Potential carbon emissions dominated by carbon dioxide from thawed permafrost soils

Rapid warming in the Arctic is leading to the thawing of carbon-rich soils that have been permanently frozen for millennia. The release of greenhouse gases from thawed permafrost could increase the rate of global warming, but this depends on the amount of carbon released into the atmosphere, and whether carbon is released as carbon dioxide or the more potent greenhouse gas methane.

October 18th, 2016
The Science: 

Rapid warming in the Arctic is leading to the thawing of carbon-rich soils that have been permanently frozen for millennia. The release of greenhouse gases from thawed permafrost could increase the rate of global warming, but this depends on the amount of carbon released into the atmosphere, and whether carbon is released as carbon dioxide or the more potent greenhouse gas methane.

The Impact: 

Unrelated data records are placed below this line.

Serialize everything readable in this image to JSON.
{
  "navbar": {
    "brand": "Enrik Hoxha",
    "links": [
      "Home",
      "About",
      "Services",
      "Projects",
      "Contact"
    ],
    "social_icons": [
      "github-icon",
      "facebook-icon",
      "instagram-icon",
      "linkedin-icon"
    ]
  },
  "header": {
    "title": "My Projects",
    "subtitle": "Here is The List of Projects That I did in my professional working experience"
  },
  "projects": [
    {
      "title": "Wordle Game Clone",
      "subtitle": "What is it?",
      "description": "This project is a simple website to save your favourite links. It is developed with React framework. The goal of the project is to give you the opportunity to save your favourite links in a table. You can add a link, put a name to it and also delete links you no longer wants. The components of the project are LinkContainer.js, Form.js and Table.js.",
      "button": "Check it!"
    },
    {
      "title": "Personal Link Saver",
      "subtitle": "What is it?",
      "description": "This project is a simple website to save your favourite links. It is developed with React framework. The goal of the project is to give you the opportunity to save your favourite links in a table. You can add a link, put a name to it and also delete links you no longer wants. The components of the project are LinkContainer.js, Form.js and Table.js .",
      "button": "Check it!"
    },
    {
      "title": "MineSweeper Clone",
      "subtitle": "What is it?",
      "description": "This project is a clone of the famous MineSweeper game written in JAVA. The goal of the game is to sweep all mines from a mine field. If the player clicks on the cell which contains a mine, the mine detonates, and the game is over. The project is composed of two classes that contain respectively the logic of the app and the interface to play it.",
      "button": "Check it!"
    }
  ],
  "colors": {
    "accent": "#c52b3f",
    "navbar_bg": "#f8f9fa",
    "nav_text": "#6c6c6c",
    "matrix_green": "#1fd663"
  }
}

Across the Arctic, the total amount of carbon released from thawing soils, and whether the carbon was released as carbon dioxide or methane, was related to whether soils were drier and aerobic or waterlogged and anaerobic. Total carbon release, even when taking into account the stronger warming potential of methane, was greatest under aerobic soil conditions, indicating that drier soils may provide a larger, positive feedback to global warming than wetter soils.

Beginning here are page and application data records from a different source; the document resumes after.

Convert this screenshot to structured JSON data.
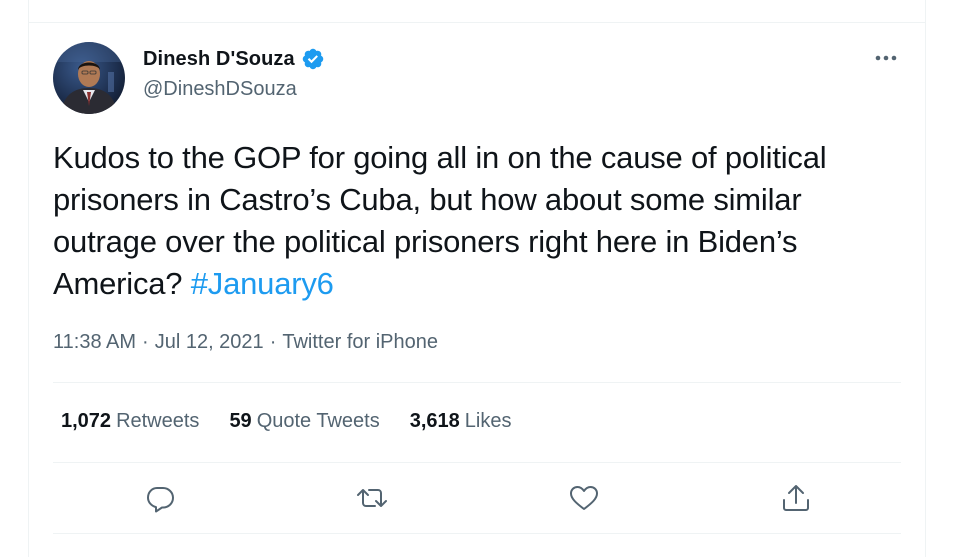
{
  "author": {
    "display_name": "Dinesh D'Souza",
    "handle": "@DineshDSouza",
    "verified": true
  },
  "tweet": {
    "text": "Kudos to the GOP for going all in on the cause of political prisoners in Castro’s Cuba, but how about some similar outrage over the political prisoners right here in Biden’s America? ",
    "hashtag": "#January6"
  },
  "meta": {
    "time": "11:38 AM",
    "separator1": "·",
    "date": "Jul 12, 2021",
    "separator2": "·",
    "source": "Twitter for iPhone"
  },
  "stats": {
    "retweets_count": "1,072",
    "retweets_label": "Retweets",
    "quotes_count": "59",
    "quotes_label": "Quote Tweets",
    "likes_count": "3,618",
    "likes_label": "Likes"
  },
  "icons": {
    "more": "more-icon",
    "verified": "verified-badge-icon",
    "reply": "reply-icon",
    "retweet": "retweet-icon",
    "like": "heart-icon",
    "share": "share-icon"
  },
  "colors": {
    "accent": "#1d9bf0",
    "text_primary": "#0f1419",
    "text_secondary": "#536471",
    "divider": "#eff3f4"
  }
}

Summary: 

An international team led by Northern Arizona University scientists and involving a number of NGEE Arctic researchers, used two meta-analyses to investigate the greenhouse gas release from soils sampled from across the permafrost zone and warmed in laboratory incubations. The first analysis focused on the amount of carbon released in response to warming, while the second analysis focused on the difference in the relative amount of carbon released as carbon dioxide or methane under aerobic or anaerobic soil conditions. Potential warming of 10°C increased total carbon release by a factor of two, and even when taking into account the stronger warming potential of methane, total carbon release was greatest under aerobic soil conditions. The implications of these results are that drier soils may provide a larger, positive feedback to global warming than wetter soils. The NGEE Arctic team (Iversen, Graham, Norby, Sloan, and Roy Chowdhury) contributed multiple data sets to this international effort. Phase 2 of the NGEE Arctic project is focused on addressing some of the key questions raised by this research. For example, where, when, and why will the Arctic become wetter or drier, and what are the implications of climate forcing? How should these processes be represented by mechanistic models of the Arctic?

Contacts: 

Contacts (BER PM)

Daniel Stover, Jared DeForest, and Paul Bayer
SC-23.1
Daniel.Stover@science.doe.gov (301-903-0289) Jared.DeForest@science.doe.gov  (301-903-1678)   Paul.Bayer@science.doe.gov    (301-903-5324)

(PI Contact)

Colleen M. Iversen
Oak Ridge National Laboratory
iversencm@ornl.gov (865-241-3961)